  • Charitable donations. As a result of tax reform, the percentage limit for charitable cash donations to public charities increased from 50% to 60% in 2018 and will remain at 60% for 2019.
  • Casualty and Theft Losses. The deduction for personal casualty and theft losses is repealed except for losses attributable to a federal disaster area.
  • Job Expenses and Miscellaneous Deductions subject to 2% floor. Miscellaneous deductions, including unreimbursed employee expenses and tax preparation expenses, which exceed 2% of your AGI have been eliminated.
  • For high-income taxpayers who itemize their deductions, the Pease limitations, named after former Rep. Don Pease, used to cap or phase out certain deductions. There are no Pease limitations in 2019.

Some additional tax credits and deductions were adjusted for 2019 or changed under the tax reform law. Here's a look at a few of the most popular:

  • Child Tax Credit. The child tax credit has been expanded to $2,000 per qualifying child and is refundable up to $1,400, subject to phaseouts. The bill also includes a temporary $500 nonrefundable credit for other qualifying dependents. Phaseouts, which are not indexed for inflation, will begin with AGI of more than $400,000 for married taxpayers filing jointly and more than $200,000 for all other taxpayers.
  • Earned Income Tax Credit (EITC). For 2019, the maximum EITC amount available is $6,557 for married taxpayers filing jointly who have three or more qualifying children. Phaseouts apply.
  • Adoption Credit.
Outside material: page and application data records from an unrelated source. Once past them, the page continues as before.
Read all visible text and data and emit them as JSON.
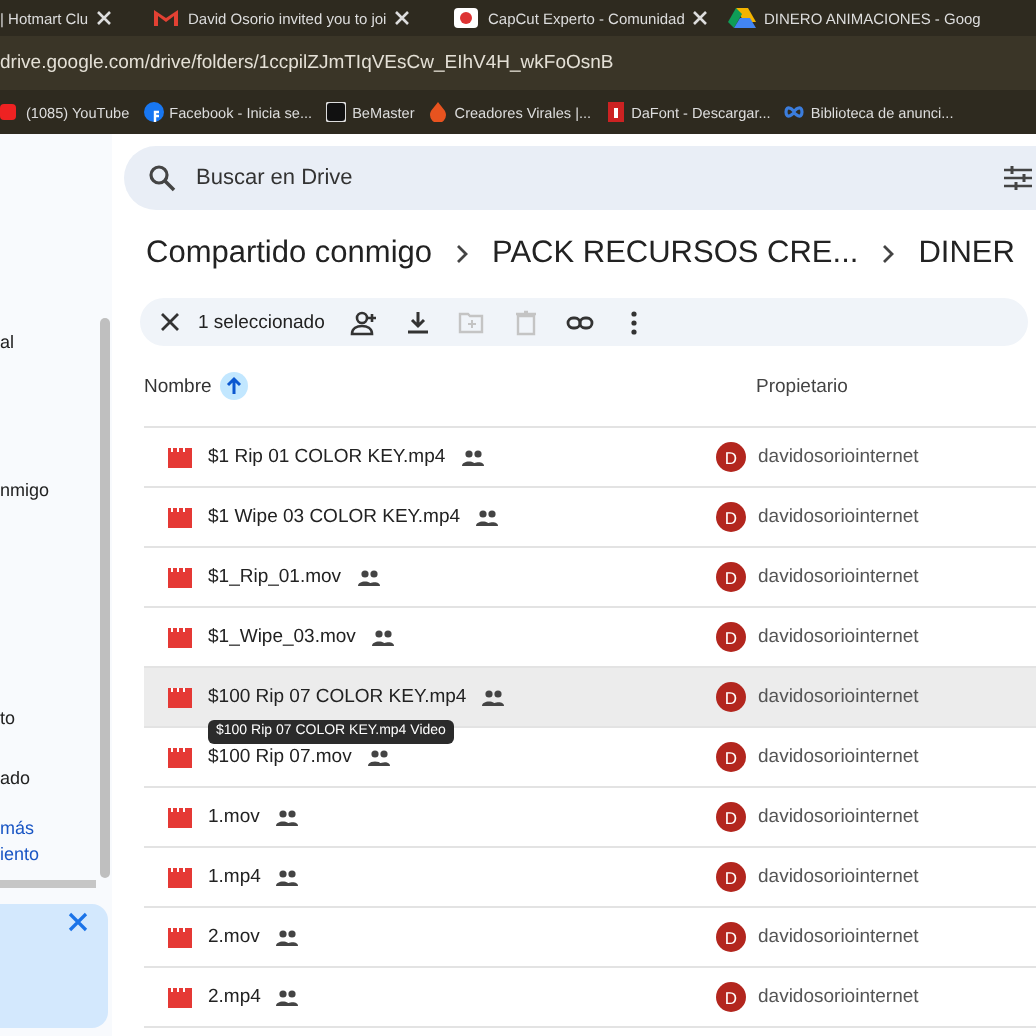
{
  "browser": {
    "tabs": [
      {
        "title": "| Hotmart Clu",
        "closable": true
      },
      {
        "title": "David Osorio invited you to joi",
        "closable": true
      },
      {
        "title": "CapCut Experto - Comunidad",
        "closable": true
      },
      {
        "title": "DINERO ANIMACIONES - Goog",
        "closable": false
      }
    ],
    "address": "drive.google.com/drive/folders/1ccpilZJmTIqVEsCw_EIhV4H_wkFoOsnB",
    "bookmarks": [
      "(1085) YouTube",
      "Facebook - Inicia se...",
      "BeMaster",
      "Creadores Virales |...",
      "DaFont - Descargar...",
      "Biblioteca de anunci..."
    ]
  },
  "sidebar": {
    "items": [
      {
        "label": "al",
        "kind": "item"
      },
      {
        "label": "nmigo",
        "kind": "item"
      },
      {
        "label": "to",
        "kind": "item"
      },
      {
        "label": "ado",
        "kind": "item"
      },
      {
        "label": "más",
        "kind": "link"
      },
      {
        "label": "iento",
        "kind": "link"
      }
    ]
  },
  "search": {
    "placeholder": "Buscar en Drive"
  },
  "breadcrumb": [
    "Compartido conmigo",
    "PACK RECURSOS CRE...",
    "DINER"
  ],
  "selection": {
    "count_label": "1 seleccionado",
    "tools": [
      {
        "kind": "share",
        "disabled": false
      },
      {
        "kind": "download",
        "disabled": false
      },
      {
        "kind": "move",
        "disabled": true
      },
      {
        "kind": "trash",
        "disabled": true
      },
      {
        "kind": "link",
        "disabled": false
      },
      {
        "kind": "more",
        "disabled": false
      }
    ]
  },
  "table": {
    "columns": [
      {
        "label": "Nombre",
        "sorted": true
      },
      {
        "label": "Propietario",
        "sorted": false
      }
    ],
    "rows": [
      {
        "name": "$1 Rip 01 COLOR KEY.mp4",
        "shared": true,
        "owner_initial": "D",
        "owner": "davidosoriointernet",
        "selected": false
      },
      {
        "name": "$1 Wipe 03 COLOR KEY.mp4",
        "shared": true,
        "owner_initial": "D",
        "owner": "davidosoriointernet",
        "selected": false
      },
      {
        "name": "$1_Rip_01.mov",
        "shared": true,
        "owner_initial": "D",
        "owner": "davidosoriointernet",
        "selected": false
      },
      {
        "name": "$1_Wipe_03.mov",
        "shared": true,
        "owner_initial": "D",
        "owner": "davidosoriointernet",
        "selected": false
      },
      {
        "name": "$100 Rip 07 COLOR KEY.mp4",
        "shared": true,
        "owner_initial": "D",
        "owner": "davidosoriointernet",
        "selected": true
      },
      {
        "name": "$100 Rip 07.mov",
        "shared": true,
        "owner_initial": "D",
        "owner": "davidosoriointernet",
        "selected": false
      },
      {
        "name": "1.mov",
        "shared": true,
        "owner_initial": "D",
        "owner": "davidosoriointernet",
        "selected": false
      },
      {
        "name": "1.mp4",
        "shared": true,
        "owner_initial": "D",
        "owner": "davidosoriointernet",
        "selected": false
      },
      {
        "name": "2.mov",
        "shared": true,
        "owner_initial": "D",
        "owner": "davidosoriointernet",
        "selected": false
      },
      {
        "name": "2.mp4",
        "shared": true,
        "owner_initial": "D",
        "owner": "davidosoriointernet",
        "selected": false
      }
    ]
  },
  "tooltip": "$100 Rip 07 COLOR KEY.mp4 Video"
}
For 2019, the credit allowed for an adoption of a child with special needs is $14,080, and the maximum credit allowed for other adoptions is the amount of qualified adoption expenses up to $13,810. Phaseouts apply.
  • Student Loan Interest Deduction. For 2019, the maximum amount that you can deduct for interest paid on student loans remains $2,500. Phaseouts apply for taxpayers with Modified Adjusted Gross Income (MAGI) more than $70,000 ($140,000 for joint returns) and the deduction is completely phased out for taxpayers with MAGI of $85,000 or more ($170,000 or more for joint returns).
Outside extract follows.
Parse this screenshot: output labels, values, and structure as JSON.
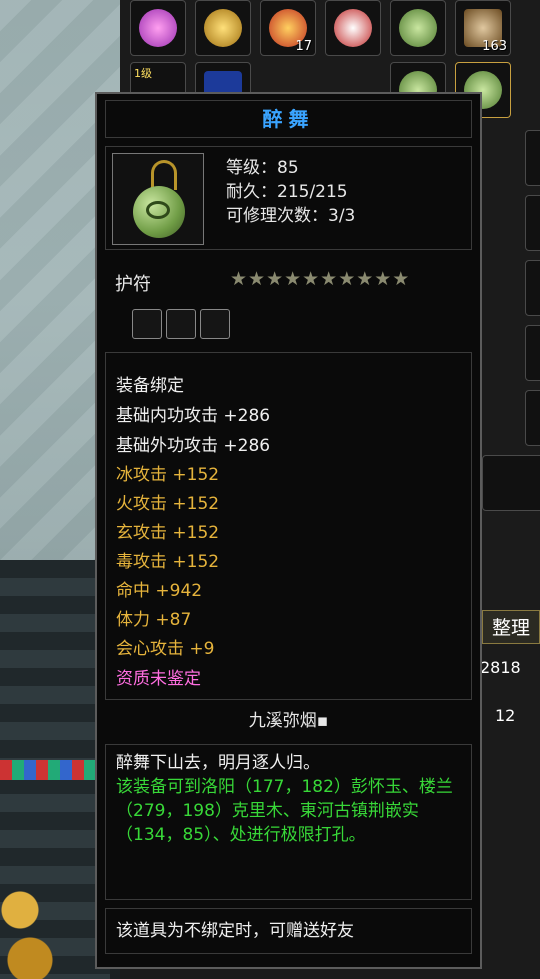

  • Lifetime Learning Credit. For 2019, the AGI amount used by joint filers to determine the reduction in the Lifetime Learning Credit is $116,000, up from $114,000 for tax year 2018.
  • Foreign Earned Income Exclusion. For tax year 2019, the foreign earned income exclusion is $105,900, up from $103,900 for tax year 2018.
  • The shared individual responsibility payment has been eliminated for the 2019 tax year (remember that it remains in place for 2018).